Expectations of rising U.S. interest rates and a strengthening dollar should continue to drag on central Europe now the Federal Reserve has flagged a March interest rate rise.
But with policy tightening already underway in central Europe, currencies have started 2022 with gains, led by a hefty 3.9% rise in the Hungarian forint and 2.4% increase in the Czech crown, as of Tuesday’s close.
The zloty, up only half a percent to begin the year, will appreciate with an expected 1.7% rise over Tuesday’s close, firming to 4.495 to the euro in a year’s time.
“Generally all the currencies should benefit from tightening of local monetary policy,” said Krystian Jaworski, senior economist at Credit Agricole in Warsaw.
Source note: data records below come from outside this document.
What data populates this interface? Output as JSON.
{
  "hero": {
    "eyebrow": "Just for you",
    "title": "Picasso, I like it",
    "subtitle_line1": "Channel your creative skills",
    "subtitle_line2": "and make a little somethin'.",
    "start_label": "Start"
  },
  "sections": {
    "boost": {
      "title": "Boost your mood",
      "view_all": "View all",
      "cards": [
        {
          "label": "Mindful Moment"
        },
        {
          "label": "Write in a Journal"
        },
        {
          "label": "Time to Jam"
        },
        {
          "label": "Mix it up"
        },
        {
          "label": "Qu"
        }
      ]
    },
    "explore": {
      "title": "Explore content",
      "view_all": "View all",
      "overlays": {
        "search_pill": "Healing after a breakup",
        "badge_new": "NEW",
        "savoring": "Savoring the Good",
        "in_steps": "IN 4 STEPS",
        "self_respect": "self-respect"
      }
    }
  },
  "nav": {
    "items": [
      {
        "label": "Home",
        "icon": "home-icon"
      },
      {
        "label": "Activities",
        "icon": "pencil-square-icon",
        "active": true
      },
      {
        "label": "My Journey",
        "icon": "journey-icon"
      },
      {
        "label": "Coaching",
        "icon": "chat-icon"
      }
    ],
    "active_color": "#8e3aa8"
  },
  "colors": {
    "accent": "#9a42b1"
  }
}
“Still, the intensifying market expectations of tightening by the Fed and European Central Bank will limit the room for significant appreciation.”
The National Bank of Poland, battling inflation that is already at a more than two-decade high of 8.6%, has lifted its main rate by 215 basis points to 2.25% since October. More hikes are expected.
Similarly, the Czech National Bank, the region’s most aggressive in policy tightening amid the prices spike, meets on Thursday and analysts forecast a 75 basis point hike to the main rate, putting it above 4% for the first time in 20 years.
But rates should soon peak and the poll saw the crown, which hit its highest since 2011 in January, easing 2.1% to 24.8 to the euro in the coming year, a similar forecast to a poll month ago.
Hungary’s forint should reach stronger ground in the coming 12 months after short-term easing in the first quarter. Analysts see the forint at 353.50 to the euro in a year, a 0.5% rise.
“No matter how strong the (central bank’s) push to bring down inflation, the market’s focus could easily wander to the upcoming risk events, creating some short-term selling pressure,” ING said, mentioning Budapest’s disputes with the European Union and an upcoming April election.
In Romania, the leu, a laggard in the region due to budget and political uncertainties while its central bank has been less aggressive in policy tightening, was forecast to ease to 5.00 to the euro, 1.1% down from Tuesday’s close.
(For other stories from the February Reuters foreign exchange poll:)
(Reporting by Miroslava Krufova and Jason Hovet in Prague; Editing by Catherine Evans)